*** Begin section ***
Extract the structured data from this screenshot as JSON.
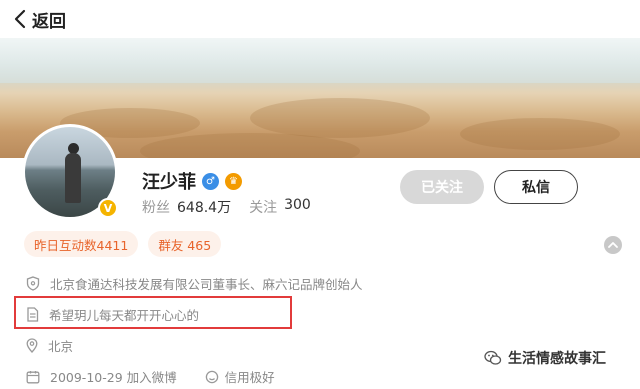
{
  "nav": {
    "back_label": "返回"
  },
  "profile": {
    "name": "汪少菲",
    "stats": [
      {
        "label": "粉丝",
        "value": "648.4万"
      },
      {
        "label": "关注",
        "value": "300"
      }
    ]
  },
  "actions": {
    "followed_label": "已关注",
    "message_label": "私信"
  },
  "tags": [
    {
      "label": "昨日互动数4411"
    },
    {
      "label": "群友 465"
    }
  ],
  "info": {
    "bio": "北京食通达科技发展有限公司董事长、麻六记品牌创始人",
    "signature": "希望玥儿每天都开开心心的",
    "location": "北京",
    "join_date": "2009-10-29 加入微博",
    "credit": "信用极好"
  },
  "watermark": {
    "text": "生活情感故事汇"
  },
  "colors": {
    "accent": "#e8642b",
    "highlight_border": "#e23b3b",
    "verified_gold": "#f5b400"
  }
}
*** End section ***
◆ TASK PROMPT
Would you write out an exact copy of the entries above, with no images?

◆ RESPONSE AREA
Extract the structured data from this screenshot as JSON.
{
  "nav": {
    "back_label": "返回"
  },
  "profile": {
    "name": "汪少菲",
    "stats": [
      {
        "label": "粉丝",
        "value": "648.4万"
      },
      {
        "label": "关注",
        "value": "300"
      }
    ]
  },
  "actions": {
    "followed_label": "已关注",
    "message_label": "私信"
  },
  "tags": [
    {
      "label": "昨日互动数4411"
    },
    {
      "label": "群友 465"
    }
  ],
  "info": {
    "bio": "北京食通达科技发展有限公司董事长、麻六记品牌创始人",
    "signature": "希望玥儿每天都开开心心的",
    "location": "北京",
    "join_date": "2009-10-29 加入微博",
    "credit": "信用极好"
  },
  "watermark": {
    "text": "生活情感故事汇"
  },
  "colors": {
    "accent": "#e8642b",
    "highlight_border": "#e23b3b",
    "verified_gold": "#f5b400"
  }
}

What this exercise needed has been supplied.